the sanitary record of the Japanese In
their war with Russia are the two great
object lessons of recent years, demon
strating that men can neither work nor
fight to the best advantage unless pro
tected from infection and preventable
One of the great railroads to the Pa
cific coast Is perfecting "plans for a for
est of eucalyptus trees In San DIcgfr
county, Calif., from which to obtain a
steady supply of crosstles. A ranch of
,8,000 acres has been purchased for this
purpose, and as a start COO acres will
be planted. It Is estimated that In
eighteen years the company will be able
(to harvest from six to eight ties to t
itree, and keep up the harvest thereafter
continually. At present the system
uses about 3,000,000 ties annually. Iu
eighteen years the company thinks It
will be able to obtain from its forest
Money circulates In Mexico from
pocket to pocket Almost every Mexi
can in professional or business life car
ries on his person anywhere from $200
to $5S00. Even the poor Indian In his
blanket can more than likely produce
i greater sura than the average travel-
. It was but a few days ago, accord
ing to observers, that oue Mexican of
the middle class asked another In a cas
ual way if he could change a $1,000
bill. The other pulled out a wallet

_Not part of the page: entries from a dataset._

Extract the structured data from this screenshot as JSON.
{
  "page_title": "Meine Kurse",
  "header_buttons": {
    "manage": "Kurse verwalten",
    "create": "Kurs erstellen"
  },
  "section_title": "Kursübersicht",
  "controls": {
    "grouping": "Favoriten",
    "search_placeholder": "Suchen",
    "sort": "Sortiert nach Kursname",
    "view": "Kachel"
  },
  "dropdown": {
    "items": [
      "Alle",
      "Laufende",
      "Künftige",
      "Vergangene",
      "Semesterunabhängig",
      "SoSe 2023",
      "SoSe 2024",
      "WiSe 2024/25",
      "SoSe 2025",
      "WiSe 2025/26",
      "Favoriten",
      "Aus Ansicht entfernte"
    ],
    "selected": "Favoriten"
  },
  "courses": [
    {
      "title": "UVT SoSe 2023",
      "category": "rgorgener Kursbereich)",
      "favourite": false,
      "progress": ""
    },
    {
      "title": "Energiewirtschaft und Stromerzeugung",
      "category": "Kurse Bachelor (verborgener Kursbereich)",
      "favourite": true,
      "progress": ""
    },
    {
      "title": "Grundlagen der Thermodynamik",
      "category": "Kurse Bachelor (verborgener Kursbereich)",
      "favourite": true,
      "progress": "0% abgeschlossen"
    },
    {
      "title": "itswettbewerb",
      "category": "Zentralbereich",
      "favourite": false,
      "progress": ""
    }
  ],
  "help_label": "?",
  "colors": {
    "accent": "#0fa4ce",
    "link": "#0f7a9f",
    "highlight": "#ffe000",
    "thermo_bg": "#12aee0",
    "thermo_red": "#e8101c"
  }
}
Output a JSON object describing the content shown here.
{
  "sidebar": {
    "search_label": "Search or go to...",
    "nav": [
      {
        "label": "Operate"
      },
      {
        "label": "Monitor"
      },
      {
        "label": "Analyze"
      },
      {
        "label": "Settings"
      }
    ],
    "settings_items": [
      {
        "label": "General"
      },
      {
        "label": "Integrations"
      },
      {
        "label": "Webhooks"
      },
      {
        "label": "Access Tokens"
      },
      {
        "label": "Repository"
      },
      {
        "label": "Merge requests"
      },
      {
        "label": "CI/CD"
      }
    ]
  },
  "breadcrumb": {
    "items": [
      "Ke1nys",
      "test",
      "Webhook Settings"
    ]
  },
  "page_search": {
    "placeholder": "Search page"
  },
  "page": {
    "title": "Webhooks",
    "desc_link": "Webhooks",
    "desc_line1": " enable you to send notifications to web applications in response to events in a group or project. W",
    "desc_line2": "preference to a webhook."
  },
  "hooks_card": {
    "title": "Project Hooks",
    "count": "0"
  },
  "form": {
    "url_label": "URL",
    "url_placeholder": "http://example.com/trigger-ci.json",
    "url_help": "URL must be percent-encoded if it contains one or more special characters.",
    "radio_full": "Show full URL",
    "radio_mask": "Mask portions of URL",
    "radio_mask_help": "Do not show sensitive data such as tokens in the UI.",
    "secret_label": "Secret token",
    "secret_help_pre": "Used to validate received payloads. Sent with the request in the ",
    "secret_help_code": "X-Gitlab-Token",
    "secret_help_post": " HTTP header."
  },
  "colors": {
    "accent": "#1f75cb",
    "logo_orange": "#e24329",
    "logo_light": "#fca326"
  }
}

from his Inside pocket and counted out
nearly $2,000. Time after time this
happens, and it Is regarded as no un
common thing for a Mexican of the
middle class to carry between 1,000 and
2,000 pesos on his person. - -